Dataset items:
▬▬▬

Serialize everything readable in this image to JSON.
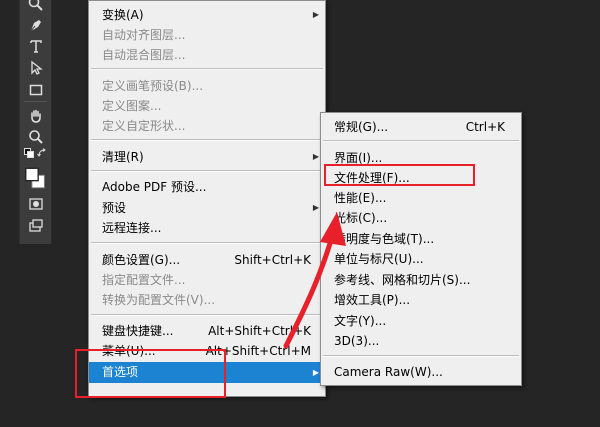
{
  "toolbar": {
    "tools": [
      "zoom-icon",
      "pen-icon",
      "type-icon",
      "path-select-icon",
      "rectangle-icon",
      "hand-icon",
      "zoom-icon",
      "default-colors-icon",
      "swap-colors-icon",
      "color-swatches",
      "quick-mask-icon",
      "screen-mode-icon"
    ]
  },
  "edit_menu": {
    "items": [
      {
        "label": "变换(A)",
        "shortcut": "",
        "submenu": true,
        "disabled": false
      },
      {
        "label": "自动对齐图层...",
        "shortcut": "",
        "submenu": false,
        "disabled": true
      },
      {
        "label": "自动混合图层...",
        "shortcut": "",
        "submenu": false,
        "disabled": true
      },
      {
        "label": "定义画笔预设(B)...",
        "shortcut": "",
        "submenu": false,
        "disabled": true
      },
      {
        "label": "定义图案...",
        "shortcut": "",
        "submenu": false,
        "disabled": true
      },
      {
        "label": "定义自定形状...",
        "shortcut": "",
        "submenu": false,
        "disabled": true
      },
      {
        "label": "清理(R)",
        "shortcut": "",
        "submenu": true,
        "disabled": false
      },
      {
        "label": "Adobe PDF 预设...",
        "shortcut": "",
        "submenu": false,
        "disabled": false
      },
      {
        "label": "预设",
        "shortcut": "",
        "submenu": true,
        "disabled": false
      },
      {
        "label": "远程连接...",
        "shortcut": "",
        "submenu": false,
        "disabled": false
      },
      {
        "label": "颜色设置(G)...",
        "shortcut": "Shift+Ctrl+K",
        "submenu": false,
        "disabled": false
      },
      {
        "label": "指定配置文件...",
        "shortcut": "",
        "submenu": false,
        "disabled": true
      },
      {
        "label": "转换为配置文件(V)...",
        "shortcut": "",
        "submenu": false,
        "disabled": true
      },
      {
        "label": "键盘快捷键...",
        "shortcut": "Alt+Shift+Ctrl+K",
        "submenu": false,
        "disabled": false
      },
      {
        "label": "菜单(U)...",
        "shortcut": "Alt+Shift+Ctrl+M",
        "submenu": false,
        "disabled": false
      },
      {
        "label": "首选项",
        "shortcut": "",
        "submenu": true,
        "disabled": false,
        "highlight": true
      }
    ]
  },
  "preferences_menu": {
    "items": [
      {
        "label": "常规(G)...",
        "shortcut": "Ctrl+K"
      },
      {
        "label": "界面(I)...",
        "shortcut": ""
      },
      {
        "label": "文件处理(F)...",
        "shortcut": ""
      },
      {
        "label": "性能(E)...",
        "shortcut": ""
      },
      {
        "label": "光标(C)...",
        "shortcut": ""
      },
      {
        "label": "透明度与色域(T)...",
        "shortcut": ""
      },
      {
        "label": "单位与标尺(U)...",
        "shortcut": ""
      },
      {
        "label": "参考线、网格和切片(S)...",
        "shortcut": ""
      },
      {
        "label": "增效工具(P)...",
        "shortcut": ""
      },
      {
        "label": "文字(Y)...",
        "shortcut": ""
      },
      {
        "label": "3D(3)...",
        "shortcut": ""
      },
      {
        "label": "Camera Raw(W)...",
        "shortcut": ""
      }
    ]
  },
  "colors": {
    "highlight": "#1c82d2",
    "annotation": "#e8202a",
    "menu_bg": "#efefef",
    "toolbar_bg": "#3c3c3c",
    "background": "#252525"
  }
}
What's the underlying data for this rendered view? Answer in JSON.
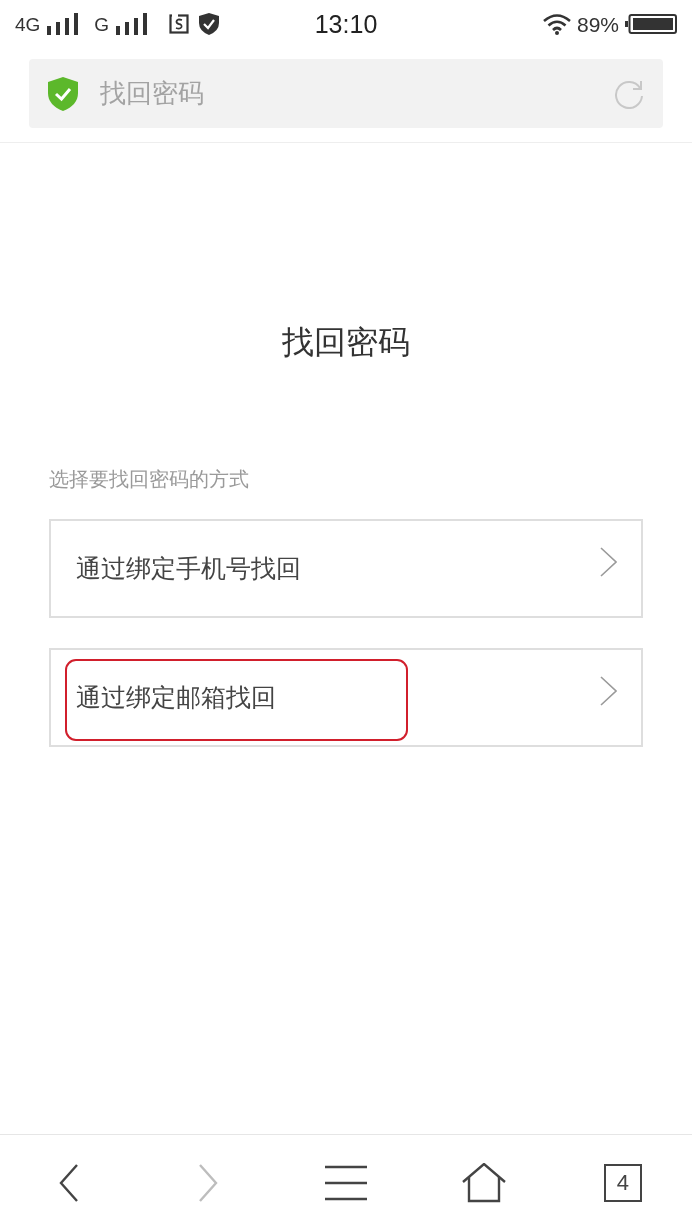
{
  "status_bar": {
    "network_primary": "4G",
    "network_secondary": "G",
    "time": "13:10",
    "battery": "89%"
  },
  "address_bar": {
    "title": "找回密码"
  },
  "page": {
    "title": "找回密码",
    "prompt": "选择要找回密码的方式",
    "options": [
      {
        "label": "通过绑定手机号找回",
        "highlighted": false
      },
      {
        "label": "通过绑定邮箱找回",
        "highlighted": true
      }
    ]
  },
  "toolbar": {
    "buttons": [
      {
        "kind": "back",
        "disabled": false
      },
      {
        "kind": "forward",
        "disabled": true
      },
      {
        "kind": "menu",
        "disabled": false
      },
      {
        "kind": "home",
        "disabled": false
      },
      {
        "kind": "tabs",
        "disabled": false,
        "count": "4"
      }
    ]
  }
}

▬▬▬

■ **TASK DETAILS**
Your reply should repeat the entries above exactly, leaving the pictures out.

■ **OUTPUT**
Serialize everything readable in this image to JSON.
{
  "toolbar": {
    "tools": [
      "zoom-icon",
      "pen-icon",
      "type-icon",
      "path-select-icon",
      "rectangle-icon",
      "hand-icon",
      "zoom-icon",
      "default-colors-icon",
      "swap-colors-icon",
      "color-swatches",
      "quick-mask-icon",
      "screen-mode-icon"
    ]
  },
  "edit_menu": {
    "items": [
      {
        "label": "变换(A)",
        "shortcut": "",
        "submenu": true,
        "disabled": false
      },
      {
        "label": "自动对齐图层...",
        "shortcut": "",
        "submenu": false,
        "disabled": true
      },
      {
        "label": "自动混合图层...",
        "shortcut": "",
        "submenu": false,
        "disabled": true
      },
      {
        "label": "定义画笔预设(B)...",
        "shortcut": "",
        "submenu": false,
        "disabled": true
      },
      {
        "label": "定义图案...",
        "shortcut": "",
        "submenu": false,
        "disabled": true
      },
      {
        "label": "定义自定形状...",
        "shortcut": "",
        "submenu": false,
        "disabled": true
      },
      {
        "label": "清理(R)",
        "shortcut": "",
        "submenu": true,
        "disabled": false
      },
      {
        "label": "Adobe PDF 预设...",
        "shortcut": "",
        "submenu": false,
        "disabled": false
      },
      {
        "label": "预设",
        "shortcut": "",
        "submenu": true,
        "disabled": false
      },
      {
        "label": "远程连接...",
        "shortcut": "",
        "submenu": false,
        "disabled": false
      },
      {
        "label": "颜色设置(G)...",
        "shortcut": "Shift+Ctrl+K",
        "submenu": false,
        "disabled": false
      },
      {
        "label": "指定配置文件...",
        "shortcut": "",
        "submenu": false,
        "disabled": true
      },
      {
        "label": "转换为配置文件(V)...",
        "shortcut": "",
        "submenu": false,
        "disabled": true
      },
      {
        "label": "键盘快捷键...",
        "shortcut": "Alt+Shift+Ctrl+K",
        "submenu": false,
        "disabled": false
      },
      {
        "label": "菜单(U)...",
        "shortcut": "Alt+Shift+Ctrl+M",
        "submenu": false,
        "disabled": false
      },
      {
        "label": "首选项",
        "shortcut": "",
        "submenu": true,
        "disabled": false,
        "highlight": true
      }
    ]
  },
  "preferences_menu": {
    "items": [
      {
        "label": "常规(G)...",
        "shortcut": "Ctrl+K"
      },
      {
        "label": "界面(I)...",
        "shortcut": ""
      },
      {
        "label": "文件处理(F)...",
        "shortcut": ""
      },
      {
        "label": "性能(E)...",
        "shortcut": ""
      },
      {
        "label": "光标(C)...",
        "shortcut": ""
      },
      {
        "label": "透明度与色域(T)...",
        "shortcut": ""
      },
      {
        "label": "单位与标尺(U)...",
        "shortcut": ""
      },
      {
        "label": "参考线、网格和切片(S)...",
        "shortcut": ""
      },
      {
        "label": "增效工具(P)...",
        "shortcut": ""
      },
      {
        "label": "文字(Y)...",
        "shortcut": ""
      },
      {
        "label": "3D(3)...",
        "shortcut": ""
      },
      {
        "label": "Camera Raw(W)...",
        "shortcut": ""
      }
    ]
  },
  "colors": {
    "highlight": "#1c82d2",
    "annotation": "#e8202a",
    "menu_bg": "#efefef",
    "toolbar_bg": "#3c3c3c",
    "background": "#252525"
  }
}
What's the underlying data for this rendered view? Answer in JSON.
{
  "status_bar": {
    "network_primary": "4G",
    "network_secondary": "G",
    "time": "13:10",
    "battery": "89%"
  },
  "address_bar": {
    "title": "找回密码"
  },
  "page": {
    "title": "找回密码",
    "prompt": "选择要找回密码的方式",
    "options": [
      {
        "label": "通过绑定手机号找回",
        "highlighted": false
      },
      {
        "label": "通过绑定邮箱找回",
        "highlighted": true
      }
    ]
  },
  "toolbar": {
    "buttons": [
      {
        "kind": "back",
        "disabled": false
      },
      {
        "kind": "forward",
        "disabled": true
      },
      {
        "kind": "menu",
        "disabled": false
      },
      {
        "kind": "home",
        "disabled": false
      },
      {
        "kind": "tabs",
        "disabled": false,
        "count": "4"
      }
    ]
  }
}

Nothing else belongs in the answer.